Sheryl Gay Stolberg and Jim Rutenberg wrote in the New York Times: "Mr. Bush, sounding alternately testy and conciliatory at a White House news conference, said he was 'obviously disappointed.' He portrayed the results as a cumulative 'thumping' of Republicans and conceded that as head of the party, he bore some responsibility. . . .
I saw that press conference. Yes, ‘testy’ is the word.
After Bush conceded, ‘We got thumped,’ a reporter quoted his words back at him to be sure she had them correct. He stopped her and said, ‘It was a “cumulative thumping.” Race-by-race, the differences were minimal.’
Once again, Bush's and my recollections of events differ:
The results were all over the place. There were strongly Red states. There were strongly Blue states. One race I recall [though I can’t remember which] was 71%—29% Democrat. Missouri’s was a minimal race—as was Tennessee. What is amazing is the fact that Missouri has a Democratic senator at all. I’ve lived here most of my life and I don’t recall the last time we had one of those.
So, Bush said the races were close—immediately after saying he and his party had received a ‘thumping.’

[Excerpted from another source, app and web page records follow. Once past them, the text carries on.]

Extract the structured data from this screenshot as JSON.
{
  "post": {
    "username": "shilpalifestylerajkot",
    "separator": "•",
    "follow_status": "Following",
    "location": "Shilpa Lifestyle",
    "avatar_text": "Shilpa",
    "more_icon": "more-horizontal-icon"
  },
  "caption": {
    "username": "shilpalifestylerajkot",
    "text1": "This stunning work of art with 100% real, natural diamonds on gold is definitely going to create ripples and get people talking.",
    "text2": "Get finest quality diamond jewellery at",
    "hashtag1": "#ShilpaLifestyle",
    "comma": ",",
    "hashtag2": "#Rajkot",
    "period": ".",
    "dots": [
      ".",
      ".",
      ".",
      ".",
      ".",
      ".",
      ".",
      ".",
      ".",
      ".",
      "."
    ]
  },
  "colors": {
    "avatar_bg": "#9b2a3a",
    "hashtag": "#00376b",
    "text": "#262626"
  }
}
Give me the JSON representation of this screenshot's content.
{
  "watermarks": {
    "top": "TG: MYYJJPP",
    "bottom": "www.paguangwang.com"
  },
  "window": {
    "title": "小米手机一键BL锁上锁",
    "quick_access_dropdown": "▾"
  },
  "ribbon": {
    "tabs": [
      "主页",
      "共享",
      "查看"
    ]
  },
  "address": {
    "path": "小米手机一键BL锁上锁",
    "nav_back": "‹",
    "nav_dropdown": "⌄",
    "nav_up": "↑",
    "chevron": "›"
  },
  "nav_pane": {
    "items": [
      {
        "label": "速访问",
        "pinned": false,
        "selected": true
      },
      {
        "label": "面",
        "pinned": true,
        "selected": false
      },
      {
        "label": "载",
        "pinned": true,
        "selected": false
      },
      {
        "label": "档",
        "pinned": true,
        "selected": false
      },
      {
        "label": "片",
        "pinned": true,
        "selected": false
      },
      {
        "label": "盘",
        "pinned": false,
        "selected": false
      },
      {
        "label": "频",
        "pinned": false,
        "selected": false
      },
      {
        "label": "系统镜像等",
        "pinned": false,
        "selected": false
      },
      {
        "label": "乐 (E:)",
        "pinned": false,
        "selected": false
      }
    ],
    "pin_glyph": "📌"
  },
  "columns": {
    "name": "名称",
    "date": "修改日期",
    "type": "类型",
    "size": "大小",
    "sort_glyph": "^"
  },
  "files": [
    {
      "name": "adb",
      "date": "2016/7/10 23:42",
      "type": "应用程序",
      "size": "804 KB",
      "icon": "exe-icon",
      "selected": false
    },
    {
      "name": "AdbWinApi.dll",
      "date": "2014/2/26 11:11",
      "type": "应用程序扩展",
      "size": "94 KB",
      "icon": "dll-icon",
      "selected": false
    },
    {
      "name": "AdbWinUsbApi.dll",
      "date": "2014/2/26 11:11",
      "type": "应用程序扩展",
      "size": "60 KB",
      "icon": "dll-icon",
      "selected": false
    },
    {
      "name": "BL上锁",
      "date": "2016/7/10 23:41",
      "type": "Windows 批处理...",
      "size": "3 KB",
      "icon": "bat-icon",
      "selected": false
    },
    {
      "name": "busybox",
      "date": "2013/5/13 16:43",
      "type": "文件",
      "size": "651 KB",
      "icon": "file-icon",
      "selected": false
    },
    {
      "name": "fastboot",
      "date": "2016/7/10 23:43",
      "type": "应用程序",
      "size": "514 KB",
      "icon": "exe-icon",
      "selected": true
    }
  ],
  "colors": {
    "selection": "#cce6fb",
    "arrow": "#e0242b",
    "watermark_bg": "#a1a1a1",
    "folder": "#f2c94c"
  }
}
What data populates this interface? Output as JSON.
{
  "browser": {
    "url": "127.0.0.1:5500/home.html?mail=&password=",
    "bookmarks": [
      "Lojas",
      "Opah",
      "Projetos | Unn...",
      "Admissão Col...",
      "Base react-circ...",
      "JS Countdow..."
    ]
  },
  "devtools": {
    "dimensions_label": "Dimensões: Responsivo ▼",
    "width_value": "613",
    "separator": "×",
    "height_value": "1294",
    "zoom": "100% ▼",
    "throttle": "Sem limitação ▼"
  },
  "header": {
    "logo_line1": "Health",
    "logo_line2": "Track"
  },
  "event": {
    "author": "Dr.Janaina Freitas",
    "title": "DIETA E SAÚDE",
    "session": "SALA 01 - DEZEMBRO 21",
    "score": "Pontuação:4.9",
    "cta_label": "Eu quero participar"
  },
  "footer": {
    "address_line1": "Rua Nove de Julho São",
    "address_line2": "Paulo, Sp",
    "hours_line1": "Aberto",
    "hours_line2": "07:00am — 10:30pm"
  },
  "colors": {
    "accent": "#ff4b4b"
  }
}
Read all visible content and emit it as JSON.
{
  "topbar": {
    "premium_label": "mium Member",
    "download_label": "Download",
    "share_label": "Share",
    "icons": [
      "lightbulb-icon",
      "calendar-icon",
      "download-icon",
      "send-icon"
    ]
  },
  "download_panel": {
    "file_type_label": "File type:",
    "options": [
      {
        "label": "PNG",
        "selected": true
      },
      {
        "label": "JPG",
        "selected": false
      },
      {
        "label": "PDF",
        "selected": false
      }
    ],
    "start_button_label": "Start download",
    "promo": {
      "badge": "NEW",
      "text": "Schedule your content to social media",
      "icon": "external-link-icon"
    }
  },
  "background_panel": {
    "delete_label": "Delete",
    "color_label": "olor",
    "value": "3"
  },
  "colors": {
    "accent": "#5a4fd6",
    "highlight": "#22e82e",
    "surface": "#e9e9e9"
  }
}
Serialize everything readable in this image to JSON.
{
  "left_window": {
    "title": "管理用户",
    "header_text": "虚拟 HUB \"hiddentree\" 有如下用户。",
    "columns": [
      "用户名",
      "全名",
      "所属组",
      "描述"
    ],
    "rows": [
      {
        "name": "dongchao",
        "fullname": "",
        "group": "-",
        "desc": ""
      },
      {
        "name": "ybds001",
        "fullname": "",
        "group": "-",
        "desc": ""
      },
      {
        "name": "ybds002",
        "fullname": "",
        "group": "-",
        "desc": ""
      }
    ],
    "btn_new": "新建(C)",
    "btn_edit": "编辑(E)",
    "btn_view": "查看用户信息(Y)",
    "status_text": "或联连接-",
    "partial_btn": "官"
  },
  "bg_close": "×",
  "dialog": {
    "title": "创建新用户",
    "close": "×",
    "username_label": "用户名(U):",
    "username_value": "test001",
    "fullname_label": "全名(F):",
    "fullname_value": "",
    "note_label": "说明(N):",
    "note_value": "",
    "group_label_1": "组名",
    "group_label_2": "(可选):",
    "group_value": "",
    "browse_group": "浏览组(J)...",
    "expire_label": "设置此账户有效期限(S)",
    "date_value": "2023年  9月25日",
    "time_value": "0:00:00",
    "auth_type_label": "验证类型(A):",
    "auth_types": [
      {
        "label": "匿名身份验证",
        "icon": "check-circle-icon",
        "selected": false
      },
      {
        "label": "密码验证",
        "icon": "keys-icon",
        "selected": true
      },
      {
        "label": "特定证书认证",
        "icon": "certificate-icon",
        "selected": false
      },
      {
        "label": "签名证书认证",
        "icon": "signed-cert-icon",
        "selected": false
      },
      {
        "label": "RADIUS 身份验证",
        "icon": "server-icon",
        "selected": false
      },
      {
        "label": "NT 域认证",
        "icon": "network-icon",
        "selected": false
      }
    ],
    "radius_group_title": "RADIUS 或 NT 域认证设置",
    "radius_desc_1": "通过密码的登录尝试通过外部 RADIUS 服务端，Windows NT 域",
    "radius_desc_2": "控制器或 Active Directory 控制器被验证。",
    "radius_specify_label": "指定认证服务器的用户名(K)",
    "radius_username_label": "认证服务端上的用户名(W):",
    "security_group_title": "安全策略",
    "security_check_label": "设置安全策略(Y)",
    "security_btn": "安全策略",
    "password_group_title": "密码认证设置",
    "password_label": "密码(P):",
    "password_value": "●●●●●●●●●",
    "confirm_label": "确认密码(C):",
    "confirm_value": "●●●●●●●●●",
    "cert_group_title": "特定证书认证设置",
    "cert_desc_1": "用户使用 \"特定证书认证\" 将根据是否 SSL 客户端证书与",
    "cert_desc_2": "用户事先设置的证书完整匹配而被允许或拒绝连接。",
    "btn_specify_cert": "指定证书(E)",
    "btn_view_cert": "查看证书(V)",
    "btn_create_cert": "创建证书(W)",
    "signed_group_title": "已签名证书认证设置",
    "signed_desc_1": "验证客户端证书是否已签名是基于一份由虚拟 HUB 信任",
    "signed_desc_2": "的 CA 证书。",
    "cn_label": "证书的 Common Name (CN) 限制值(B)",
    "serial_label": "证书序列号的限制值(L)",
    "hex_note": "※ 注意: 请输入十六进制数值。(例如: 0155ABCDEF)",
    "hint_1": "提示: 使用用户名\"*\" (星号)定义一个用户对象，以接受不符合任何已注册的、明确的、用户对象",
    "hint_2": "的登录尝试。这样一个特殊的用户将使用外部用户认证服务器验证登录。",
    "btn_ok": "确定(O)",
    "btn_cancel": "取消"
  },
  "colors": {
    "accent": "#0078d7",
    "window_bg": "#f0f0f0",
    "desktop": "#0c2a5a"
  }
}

Pundits on the right are quick to point out the difference between conservatives and Republicans these days. They have also lined up to say that the races were tight. The majorities were miniscule. Etc.
What only one person has seen fit to mention is that very redrawing-of-the-map that occurred during the GOP watch—despite the best efforts of the Democrats to thwart it.
If you take that injustice into account, the majorities start to look even bigger, don’t they?